Accompanying this year’s exhibit is a full slate of events and educational programming that revolves around the theme of leadership in the Civil War. The Brown Bag Book Club, returning in June and continuing throughout the summer, will feature selections that explore leadership and success in today’s society (Malcolm Gladwell’s Outliers will be featured in July) as well as during the mid-1800s (June’s featured book will be Confederates in the Attic by Tony Horwitz, and August’s selection will be Team of Rivals by Doris Kearns Goodwin).

The Embattled: General Wallace’s Leadership in the Civil War exhibit will debut with an invitation-only Sneak Preview Party for donors and members of the Lew Wallace Study Preservation Society, held at the Carriage House Interpretive Center on Friday, March 20 at 6:00 p.m. The opening reception will feature remarks by Suanne Milligan, President of the Society, Guest Curator Gail Stephens and Museum Director Cinnamon Catlin-Legutko.

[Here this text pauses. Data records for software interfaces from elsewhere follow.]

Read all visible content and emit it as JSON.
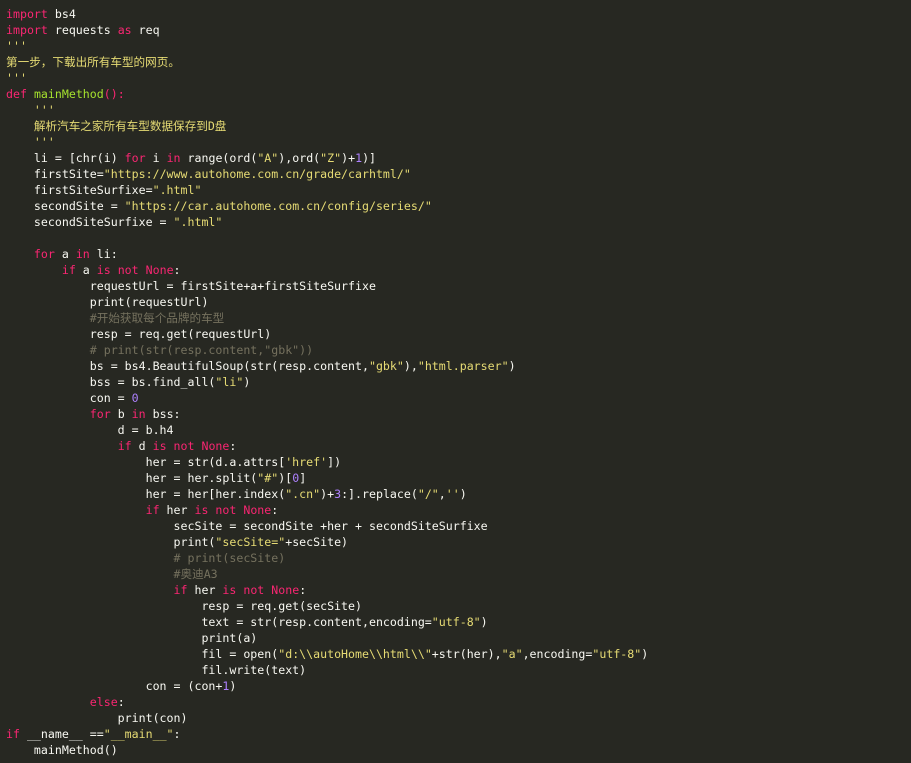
{
  "editor": {
    "language": "python",
    "theme_colors": {
      "background": "#272822",
      "text": "#f8f8f2",
      "keyword": "#f92672",
      "function": "#a6e22e",
      "string": "#e6db74",
      "number": "#ae81ff",
      "comment": "#75715e"
    },
    "lines": [
      [
        [
          "kw",
          "import"
        ],
        [
          "pl",
          " bs4"
        ]
      ],
      [
        [
          "kw",
          "import"
        ],
        [
          "pl",
          " requests "
        ],
        [
          "kw",
          "as"
        ],
        [
          "pl",
          " req"
        ]
      ],
      [
        [
          "st",
          "'''"
        ]
      ],
      [
        [
          "st",
          "第一步，下载出所有车型的网页。"
        ]
      ],
      [
        [
          "st",
          "'''"
        ]
      ],
      [
        [
          "kw",
          "def"
        ],
        [
          "pl",
          " "
        ],
        [
          "fn",
          "mainMethod"
        ],
        [
          "kw",
          "():"
        ]
      ],
      [
        [
          "pl",
          "    "
        ],
        [
          "st",
          "'''"
        ]
      ],
      [
        [
          "pl",
          "    "
        ],
        [
          "st",
          "解析汽车之家所有车型数据保存到D盘"
        ]
      ],
      [
        [
          "pl",
          "    "
        ],
        [
          "st",
          "'''"
        ]
      ],
      [
        [
          "pl",
          "    li = [chr(i) "
        ],
        [
          "kw",
          "for"
        ],
        [
          "pl",
          " i "
        ],
        [
          "kw",
          "in"
        ],
        [
          "pl",
          " range(ord("
        ],
        [
          "st",
          "\"A\""
        ],
        [
          "pl",
          "),ord("
        ],
        [
          "st",
          "\"Z\""
        ],
        [
          "pl",
          ")+"
        ],
        [
          "nm",
          "1"
        ],
        [
          "pl",
          ")]"
        ]
      ],
      [
        [
          "pl",
          "    firstSite="
        ],
        [
          "st",
          "\"https://www.autohome.com.cn/grade/carhtml/\""
        ]
      ],
      [
        [
          "pl",
          "    firstSiteSurfixe="
        ],
        [
          "st",
          "\".html\""
        ]
      ],
      [
        [
          "pl",
          "    secondSite = "
        ],
        [
          "st",
          "\"https://car.autohome.com.cn/config/series/\""
        ]
      ],
      [
        [
          "pl",
          "    secondSiteSurfixe = "
        ],
        [
          "st",
          "\".html\""
        ]
      ],
      [],
      [
        [
          "pl",
          "    "
        ],
        [
          "kw",
          "for"
        ],
        [
          "pl",
          " a "
        ],
        [
          "kw",
          "in"
        ],
        [
          "pl",
          " li:"
        ]
      ],
      [
        [
          "pl",
          "        "
        ],
        [
          "kw",
          "if"
        ],
        [
          "pl",
          " a "
        ],
        [
          "kw",
          "is not None"
        ],
        [
          "pl",
          ":"
        ]
      ],
      [
        [
          "pl",
          "            requestUrl = firstSite+a+firstSiteSurfixe"
        ]
      ],
      [
        [
          "pl",
          "            print(requestUrl)"
        ]
      ],
      [
        [
          "pl",
          "            "
        ],
        [
          "cm",
          "#开始获取每个品牌的车型"
        ]
      ],
      [
        [
          "pl",
          "            resp = req.get(requestUrl)"
        ]
      ],
      [
        [
          "pl",
          "            "
        ],
        [
          "cm",
          "# print(str(resp.content,\"gbk\"))"
        ]
      ],
      [
        [
          "pl",
          "            bs = bs4.BeautifulSoup(str(resp.content,"
        ],
        [
          "st",
          "\"gbk\""
        ],
        [
          "pl",
          "),"
        ],
        [
          "st",
          "\"html.parser\""
        ],
        [
          "pl",
          ")"
        ]
      ],
      [
        [
          "pl",
          "            bss = bs.find_all("
        ],
        [
          "st",
          "\"li\""
        ],
        [
          "pl",
          ")"
        ]
      ],
      [
        [
          "pl",
          "            con = "
        ],
        [
          "nm",
          "0"
        ]
      ],
      [
        [
          "pl",
          "            "
        ],
        [
          "kw",
          "for"
        ],
        [
          "pl",
          " b "
        ],
        [
          "kw",
          "in"
        ],
        [
          "pl",
          " bss:"
        ]
      ],
      [
        [
          "pl",
          "                d = b.h4"
        ]
      ],
      [
        [
          "pl",
          "                "
        ],
        [
          "kw",
          "if"
        ],
        [
          "pl",
          " d "
        ],
        [
          "kw",
          "is not None"
        ],
        [
          "pl",
          ":"
        ]
      ],
      [
        [
          "pl",
          "                    her = str(d.a.attrs["
        ],
        [
          "st",
          "'href'"
        ],
        [
          "pl",
          "])"
        ]
      ],
      [
        [
          "pl",
          "                    her = her.split("
        ],
        [
          "st",
          "\"#\""
        ],
        [
          "pl",
          ")["
        ],
        [
          "nm",
          "0"
        ],
        [
          "pl",
          "]"
        ]
      ],
      [
        [
          "pl",
          "                    her = her[her.index("
        ],
        [
          "st",
          "\".cn\""
        ],
        [
          "pl",
          ")+"
        ],
        [
          "nm",
          "3"
        ],
        [
          "pl",
          ":].replace("
        ],
        [
          "st",
          "\"/\""
        ],
        [
          "pl",
          ","
        ],
        [
          "st",
          "''"
        ],
        [
          "pl",
          ")"
        ]
      ],
      [
        [
          "pl",
          "                    "
        ],
        [
          "kw",
          "if"
        ],
        [
          "pl",
          " her "
        ],
        [
          "kw",
          "is not None"
        ],
        [
          "pl",
          ":"
        ]
      ],
      [
        [
          "pl",
          "                        secSite = secondSite +her + secondSiteSurfixe"
        ]
      ],
      [
        [
          "pl",
          "                        print("
        ],
        [
          "st",
          "\"secSite=\""
        ],
        [
          "pl",
          "+secSite)"
        ]
      ],
      [
        [
          "pl",
          "                        "
        ],
        [
          "cm",
          "# print(secSite)"
        ]
      ],
      [
        [
          "pl",
          "                        "
        ],
        [
          "cm",
          "#奥迪A3"
        ]
      ],
      [
        [
          "pl",
          "                        "
        ],
        [
          "kw",
          "if"
        ],
        [
          "pl",
          " her "
        ],
        [
          "kw",
          "is not None"
        ],
        [
          "pl",
          ":"
        ]
      ],
      [
        [
          "pl",
          "                            resp = req.get(secSite)"
        ]
      ],
      [
        [
          "pl",
          "                            text = str(resp.content,encoding="
        ],
        [
          "st",
          "\"utf-8\""
        ],
        [
          "pl",
          ")"
        ]
      ],
      [
        [
          "pl",
          "                            print(a)"
        ]
      ],
      [
        [
          "pl",
          "                            fil = open("
        ],
        [
          "st",
          "\"d:\\\\autoHome\\\\html\\\\\""
        ],
        [
          "pl",
          "+str(her),"
        ],
        [
          "st",
          "\"a\""
        ],
        [
          "pl",
          ",encoding="
        ],
        [
          "st",
          "\"utf-8\""
        ],
        [
          "pl",
          ")"
        ]
      ],
      [
        [
          "pl",
          "                            fil.write(text)"
        ]
      ],
      [
        [
          "pl",
          "                    con = (con+"
        ],
        [
          "nm",
          "1"
        ],
        [
          "pl",
          ")"
        ]
      ],
      [
        [
          "pl",
          "            "
        ],
        [
          "kw",
          "else"
        ],
        [
          "pl",
          ":"
        ]
      ],
      [
        [
          "pl",
          "                print(con)"
        ]
      ],
      [
        [
          "kw",
          "if"
        ],
        [
          "pl",
          " __name__ =="
        ],
        [
          "st",
          "\"__main__\""
        ],
        [
          "pl",
          ":"
        ]
      ],
      [
        [
          "pl",
          "    mainMethod()"
        ]
      ]
    ]
  }
}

The Public Opening of the Embattled exhibit will take place on Saturday, March 21. Museum admission will be free that day and refreshments will be served. Guest Curator Gail Stephens will discuss her role in the new exhibit in a special discussion at 11:00 a.m. and again at 2:00 p.m. The Study building will also be open to view the new permanent exhibit, The Ben-Hur Legacy, created by Guest Curator Amanda McGuire.

“We’re very enthusiastic about this new exhibit,” said Wesselmann. “Finally, instead of rumors and hearsay, General Wallace’s Civil War leadership will get the balanced examination it deserves.”

Tuesday, March 3, 2009

Building the Legacy

I started an internship here in November to research, write, and fabricate an exhibit about Lew Wallace’s legacy through the various productions of Ben-Hur for the Legacy Gallery in the mechanical room of the Study. While I have worked on small parts of exhibits before, this is the first exhibit I have researched, designed, fabricated and installed from start to finish. It was a learning process with plans that changed almost on a daily basis. I started by reading everything the museum had about Ben-Hur and turning that research into seven short labels about the evolution of the novel. I then chose artifacts and figured out how everything would fit together. It was like doing a puzzle without the picture to use as a guide. I purchased mounts for the smaller artifacts with grant funds. I also made a form that would support the Roman soldier’s costume from the 1959 Ben-Hur film. This exercised my carpentry and sewing skills as well as my experience handling artifacts.

During the week of exhibit installation, the design changed at least once a day in order to fit all of the pieces together, but I think the end result accomplishes what was planned. The legacy of Ben-Hur is told in one space instead of being spread throughout the Study. The artifacts – especially the costume and sandals – are properly supported so they can survive for many more generations of visitors to see. This project also allows the Study to return more to what it looked like when Lew was using it. This was a great experience for me and I loved every step of it. I realized that museum work changes regularly with unforeseen complications, and I worked by myself and with the staff to overcome any difficulties. I definitely learned that Ben-Hur was more than just a movie with a chariot race, and I am hoping visitors will learn about the many ways Ben-Hur impacted the world.

Amanda McGuire, Museum Intern